Question No.
Students Opinion  Faculty Member
Series1 Series2 Series3 Series4 Series5
Incompressible Fluid Mechanics 2017
Prof. Dr. Ihsan Y. Hussain / Mech. Engr. Dept.  College of Engr. – University of Baghdad
Page 186
3. Students rating performance: Table ( 3 ) shows the results of quizzes and tests related
to some of the course outcomes.
Table ( 3 ): Students Rating Related to some of the Course LOs
Mark ( 10 % )
Theoretical Content LO %
Success St. Dev. Avg.
48.8 % 4.7 Introductory Concepts To Fluid
Mechanics
a
58.5 % 5.1 Introductory Concepts To Fluid
Mechanics
33.3 % 3.95 Fluid Statics : Pressure Distribution In
Static Fluids & Pressure Measurements
b 31.1 % 3.8 Forces On Immersed Surfaces
13 % 2.1 Buoyancy And Floatation
17.5 % 3.1 Accelerated Fluid And Relative
Motion
84.4 % 6.7 Continuity Equation
c 29.8 % 3.05 Energy Equation
4 % 1 Momentum Equation
Dimensional Analysis And Similitude
d Dimensional Analysis And Similitude
Dimensional Analysis And Similitude
30.1 % 3.15 Test / I a, b,
c, d
68.9 % 5 Laminar Viscous Flow Between Parallel
Plates
e
40 % 3.9 Laminar Viscous Flow Through Circular
Tubes
52.9 % 5 Boundary Layer Theory f
58.5 % 5.35 Drag & Lift g
Losses In Pipes : Moody Diagram h &
i Losses In Pipes : Moody Diagram

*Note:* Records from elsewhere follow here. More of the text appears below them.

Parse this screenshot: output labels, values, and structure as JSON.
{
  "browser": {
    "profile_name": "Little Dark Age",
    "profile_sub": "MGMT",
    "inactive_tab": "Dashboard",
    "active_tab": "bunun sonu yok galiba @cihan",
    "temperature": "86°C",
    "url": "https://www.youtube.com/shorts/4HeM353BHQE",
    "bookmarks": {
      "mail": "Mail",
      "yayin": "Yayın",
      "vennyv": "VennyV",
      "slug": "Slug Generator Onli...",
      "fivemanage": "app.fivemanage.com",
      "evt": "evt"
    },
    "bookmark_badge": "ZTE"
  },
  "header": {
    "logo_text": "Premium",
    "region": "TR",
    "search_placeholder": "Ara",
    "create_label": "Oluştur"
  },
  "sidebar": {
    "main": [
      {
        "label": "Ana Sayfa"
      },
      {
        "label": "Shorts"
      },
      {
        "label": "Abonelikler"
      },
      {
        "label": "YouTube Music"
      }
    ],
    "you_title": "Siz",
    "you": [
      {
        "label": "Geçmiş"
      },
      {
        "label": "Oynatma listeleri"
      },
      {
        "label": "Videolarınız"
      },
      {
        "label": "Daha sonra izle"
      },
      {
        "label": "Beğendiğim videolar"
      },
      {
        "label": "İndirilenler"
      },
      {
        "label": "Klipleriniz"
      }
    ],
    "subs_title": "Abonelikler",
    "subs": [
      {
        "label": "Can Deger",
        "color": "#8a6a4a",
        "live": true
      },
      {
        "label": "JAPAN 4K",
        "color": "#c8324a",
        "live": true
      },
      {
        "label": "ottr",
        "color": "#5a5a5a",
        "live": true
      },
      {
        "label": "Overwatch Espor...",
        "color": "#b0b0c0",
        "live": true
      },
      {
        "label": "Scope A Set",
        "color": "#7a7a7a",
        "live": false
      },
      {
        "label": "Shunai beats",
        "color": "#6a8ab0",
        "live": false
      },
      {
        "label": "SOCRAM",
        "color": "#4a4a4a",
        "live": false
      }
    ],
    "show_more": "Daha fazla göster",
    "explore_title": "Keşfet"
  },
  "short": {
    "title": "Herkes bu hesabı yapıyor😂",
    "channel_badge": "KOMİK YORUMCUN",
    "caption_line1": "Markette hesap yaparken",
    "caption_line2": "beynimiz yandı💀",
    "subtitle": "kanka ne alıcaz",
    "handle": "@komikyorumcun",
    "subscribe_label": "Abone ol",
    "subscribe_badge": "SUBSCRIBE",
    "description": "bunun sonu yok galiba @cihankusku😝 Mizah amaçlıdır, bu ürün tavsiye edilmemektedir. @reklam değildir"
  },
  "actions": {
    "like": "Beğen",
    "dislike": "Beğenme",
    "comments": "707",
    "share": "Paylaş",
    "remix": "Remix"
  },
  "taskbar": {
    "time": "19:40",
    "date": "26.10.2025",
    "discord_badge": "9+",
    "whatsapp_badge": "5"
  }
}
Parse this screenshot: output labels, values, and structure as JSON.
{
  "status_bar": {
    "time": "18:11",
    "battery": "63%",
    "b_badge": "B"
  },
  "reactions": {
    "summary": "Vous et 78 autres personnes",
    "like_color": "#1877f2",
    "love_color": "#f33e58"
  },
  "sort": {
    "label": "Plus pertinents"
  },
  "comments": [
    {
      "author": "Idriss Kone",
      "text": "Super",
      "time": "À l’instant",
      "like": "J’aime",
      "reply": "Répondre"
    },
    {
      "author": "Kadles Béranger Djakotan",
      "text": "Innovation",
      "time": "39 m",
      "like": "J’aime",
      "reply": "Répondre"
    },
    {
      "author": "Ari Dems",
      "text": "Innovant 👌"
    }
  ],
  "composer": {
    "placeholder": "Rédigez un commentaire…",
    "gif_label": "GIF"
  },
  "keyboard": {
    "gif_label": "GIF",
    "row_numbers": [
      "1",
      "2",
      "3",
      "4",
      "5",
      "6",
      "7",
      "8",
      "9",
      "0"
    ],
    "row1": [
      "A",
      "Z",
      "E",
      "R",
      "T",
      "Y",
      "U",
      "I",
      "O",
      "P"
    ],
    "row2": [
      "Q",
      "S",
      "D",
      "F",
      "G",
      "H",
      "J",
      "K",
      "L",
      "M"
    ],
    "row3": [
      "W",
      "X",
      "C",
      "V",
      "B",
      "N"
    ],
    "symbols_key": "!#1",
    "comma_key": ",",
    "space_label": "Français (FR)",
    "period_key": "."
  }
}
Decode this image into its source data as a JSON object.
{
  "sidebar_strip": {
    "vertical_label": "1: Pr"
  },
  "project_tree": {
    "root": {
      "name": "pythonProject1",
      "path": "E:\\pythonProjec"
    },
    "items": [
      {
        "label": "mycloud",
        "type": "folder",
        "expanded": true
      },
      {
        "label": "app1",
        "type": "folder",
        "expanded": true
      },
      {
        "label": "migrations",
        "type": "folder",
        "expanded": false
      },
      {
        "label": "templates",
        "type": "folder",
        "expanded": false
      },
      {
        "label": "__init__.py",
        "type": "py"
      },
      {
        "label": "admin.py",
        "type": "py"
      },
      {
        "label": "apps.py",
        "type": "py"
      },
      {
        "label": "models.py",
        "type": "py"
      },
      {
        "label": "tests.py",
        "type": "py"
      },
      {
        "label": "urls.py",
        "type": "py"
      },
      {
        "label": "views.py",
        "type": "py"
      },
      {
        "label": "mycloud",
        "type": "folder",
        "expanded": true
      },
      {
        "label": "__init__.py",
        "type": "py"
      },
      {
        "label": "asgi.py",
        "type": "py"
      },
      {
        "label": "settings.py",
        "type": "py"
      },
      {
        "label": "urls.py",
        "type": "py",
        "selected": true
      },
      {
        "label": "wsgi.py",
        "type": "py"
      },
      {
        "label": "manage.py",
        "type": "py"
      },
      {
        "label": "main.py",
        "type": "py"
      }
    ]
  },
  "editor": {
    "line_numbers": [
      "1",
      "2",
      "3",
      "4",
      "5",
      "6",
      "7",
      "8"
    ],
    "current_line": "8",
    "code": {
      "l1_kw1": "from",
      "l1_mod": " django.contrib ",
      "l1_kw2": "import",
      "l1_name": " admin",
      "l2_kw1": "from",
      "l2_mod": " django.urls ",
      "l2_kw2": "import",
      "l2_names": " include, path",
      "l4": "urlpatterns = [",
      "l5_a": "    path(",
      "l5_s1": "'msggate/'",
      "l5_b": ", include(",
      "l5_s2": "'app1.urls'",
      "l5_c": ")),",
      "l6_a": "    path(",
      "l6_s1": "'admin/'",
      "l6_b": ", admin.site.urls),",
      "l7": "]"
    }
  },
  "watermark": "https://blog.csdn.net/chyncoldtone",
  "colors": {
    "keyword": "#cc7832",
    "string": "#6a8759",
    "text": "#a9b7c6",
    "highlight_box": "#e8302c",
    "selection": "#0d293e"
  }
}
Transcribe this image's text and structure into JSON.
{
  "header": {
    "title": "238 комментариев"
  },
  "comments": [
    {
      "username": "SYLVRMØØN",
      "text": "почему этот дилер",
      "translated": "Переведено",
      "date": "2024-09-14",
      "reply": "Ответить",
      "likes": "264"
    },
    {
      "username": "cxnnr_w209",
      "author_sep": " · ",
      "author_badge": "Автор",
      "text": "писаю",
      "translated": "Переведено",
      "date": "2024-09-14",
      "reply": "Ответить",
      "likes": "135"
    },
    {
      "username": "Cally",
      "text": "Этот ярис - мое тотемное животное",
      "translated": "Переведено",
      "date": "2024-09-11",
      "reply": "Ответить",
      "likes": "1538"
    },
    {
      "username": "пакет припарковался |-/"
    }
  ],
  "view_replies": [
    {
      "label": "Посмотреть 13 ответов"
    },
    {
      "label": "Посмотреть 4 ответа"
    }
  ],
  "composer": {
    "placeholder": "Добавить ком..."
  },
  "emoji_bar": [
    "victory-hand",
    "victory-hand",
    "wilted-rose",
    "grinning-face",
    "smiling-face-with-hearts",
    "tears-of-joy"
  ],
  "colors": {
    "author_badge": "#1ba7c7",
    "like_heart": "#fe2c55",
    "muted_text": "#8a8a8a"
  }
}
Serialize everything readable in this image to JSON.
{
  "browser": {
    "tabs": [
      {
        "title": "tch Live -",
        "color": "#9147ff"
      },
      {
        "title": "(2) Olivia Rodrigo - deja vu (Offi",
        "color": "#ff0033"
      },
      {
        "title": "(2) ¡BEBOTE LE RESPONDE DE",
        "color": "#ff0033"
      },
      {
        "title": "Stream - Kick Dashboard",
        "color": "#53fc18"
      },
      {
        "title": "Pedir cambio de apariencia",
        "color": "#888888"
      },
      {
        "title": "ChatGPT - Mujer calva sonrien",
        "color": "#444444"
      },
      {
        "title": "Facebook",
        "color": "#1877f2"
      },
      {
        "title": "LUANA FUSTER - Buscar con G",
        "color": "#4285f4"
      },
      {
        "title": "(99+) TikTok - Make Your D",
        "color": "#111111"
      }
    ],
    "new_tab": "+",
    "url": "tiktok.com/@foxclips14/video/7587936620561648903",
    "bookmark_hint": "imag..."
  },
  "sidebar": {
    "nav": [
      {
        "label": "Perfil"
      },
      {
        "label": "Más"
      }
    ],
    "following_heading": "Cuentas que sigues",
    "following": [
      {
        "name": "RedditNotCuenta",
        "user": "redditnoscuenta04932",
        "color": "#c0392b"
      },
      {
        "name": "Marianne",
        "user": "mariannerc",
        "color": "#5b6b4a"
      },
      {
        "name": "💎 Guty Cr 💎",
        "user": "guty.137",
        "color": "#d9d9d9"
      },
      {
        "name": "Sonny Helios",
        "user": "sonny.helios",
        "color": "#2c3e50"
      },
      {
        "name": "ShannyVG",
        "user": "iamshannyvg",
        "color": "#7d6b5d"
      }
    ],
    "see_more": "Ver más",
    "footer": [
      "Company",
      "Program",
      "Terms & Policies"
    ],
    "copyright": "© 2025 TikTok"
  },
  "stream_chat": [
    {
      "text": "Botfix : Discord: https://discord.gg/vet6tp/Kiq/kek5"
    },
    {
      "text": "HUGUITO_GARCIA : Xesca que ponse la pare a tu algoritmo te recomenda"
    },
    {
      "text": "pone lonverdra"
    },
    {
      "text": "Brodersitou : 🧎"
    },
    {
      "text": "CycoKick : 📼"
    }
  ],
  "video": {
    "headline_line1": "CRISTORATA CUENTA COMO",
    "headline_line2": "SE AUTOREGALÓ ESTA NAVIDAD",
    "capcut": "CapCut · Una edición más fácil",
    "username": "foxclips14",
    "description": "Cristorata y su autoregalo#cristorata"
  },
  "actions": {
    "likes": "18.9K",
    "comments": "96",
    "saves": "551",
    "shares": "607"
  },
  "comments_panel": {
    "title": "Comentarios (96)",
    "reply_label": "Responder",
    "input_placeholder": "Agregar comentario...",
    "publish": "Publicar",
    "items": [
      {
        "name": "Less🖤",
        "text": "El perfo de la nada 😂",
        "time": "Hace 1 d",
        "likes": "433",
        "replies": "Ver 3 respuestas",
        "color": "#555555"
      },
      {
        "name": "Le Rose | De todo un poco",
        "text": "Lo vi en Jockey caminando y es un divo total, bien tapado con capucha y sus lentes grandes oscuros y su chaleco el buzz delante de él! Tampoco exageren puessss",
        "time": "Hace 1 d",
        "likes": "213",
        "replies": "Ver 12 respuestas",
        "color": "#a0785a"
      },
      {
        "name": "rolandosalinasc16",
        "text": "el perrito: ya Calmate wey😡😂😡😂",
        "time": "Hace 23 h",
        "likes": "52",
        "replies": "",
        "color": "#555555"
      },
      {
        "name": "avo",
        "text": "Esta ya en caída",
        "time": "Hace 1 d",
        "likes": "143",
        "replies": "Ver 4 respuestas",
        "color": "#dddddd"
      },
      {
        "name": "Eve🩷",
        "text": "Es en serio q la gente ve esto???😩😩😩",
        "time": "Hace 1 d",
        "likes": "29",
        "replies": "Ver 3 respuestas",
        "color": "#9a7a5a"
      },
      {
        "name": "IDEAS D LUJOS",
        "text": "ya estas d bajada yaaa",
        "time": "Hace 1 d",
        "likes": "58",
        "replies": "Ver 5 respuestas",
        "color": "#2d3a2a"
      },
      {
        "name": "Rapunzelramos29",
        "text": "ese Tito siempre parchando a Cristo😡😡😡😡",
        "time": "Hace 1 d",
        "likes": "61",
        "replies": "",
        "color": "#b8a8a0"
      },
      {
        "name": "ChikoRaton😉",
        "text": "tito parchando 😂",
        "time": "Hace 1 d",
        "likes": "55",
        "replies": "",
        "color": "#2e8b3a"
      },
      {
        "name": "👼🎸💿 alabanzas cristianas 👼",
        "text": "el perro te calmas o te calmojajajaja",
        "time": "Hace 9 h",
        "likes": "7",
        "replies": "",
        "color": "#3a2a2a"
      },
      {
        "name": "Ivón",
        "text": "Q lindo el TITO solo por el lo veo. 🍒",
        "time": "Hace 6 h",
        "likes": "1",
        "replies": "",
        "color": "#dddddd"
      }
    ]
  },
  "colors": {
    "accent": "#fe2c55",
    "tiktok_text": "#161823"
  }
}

Incompressible Fluid Mechanics 2017
Prof. Dr. Ihsan Y. Hussain / Mech. Engr. Dept.  College of Engr. – University of Baghdad
Page 187
Losses In Pipes : Moody Diagram
Measurements Of Fluid Flow
j Measurements Of Fluid Flow
Measurements Of Fluid Flow
Analysis Of Piping And Pumping
Networks
k Analysis Of Piping And Pumping
Networks
Analysis Of Piping And Pumping
Networks
Results of Tables 1, 2, and 3 are used in Table 4 to assess changes/improvements from
the previous evaluation as well as changes/improvements that will be made to the course
to improve student achievement of the learning outcomes.
Table ( 4 ): Changes/Improvements Term
Assessment of
changes/improvements
made in previous term
Good improvement in
experimental part
Good response from students
for the extracurricular
activities
Good response for the case of
the subject submitted to the
students, which includes
lectures and modern
references
Changes/improvements
that will be made next
time the subject is
offered
Use the tools and techniques of
modern education
Use of Interactive Class
Using scientific films and videos in teaching the subject
Increase the number of extracurricular activities
Decrease the number of quizzes
Improve Laboratory equipment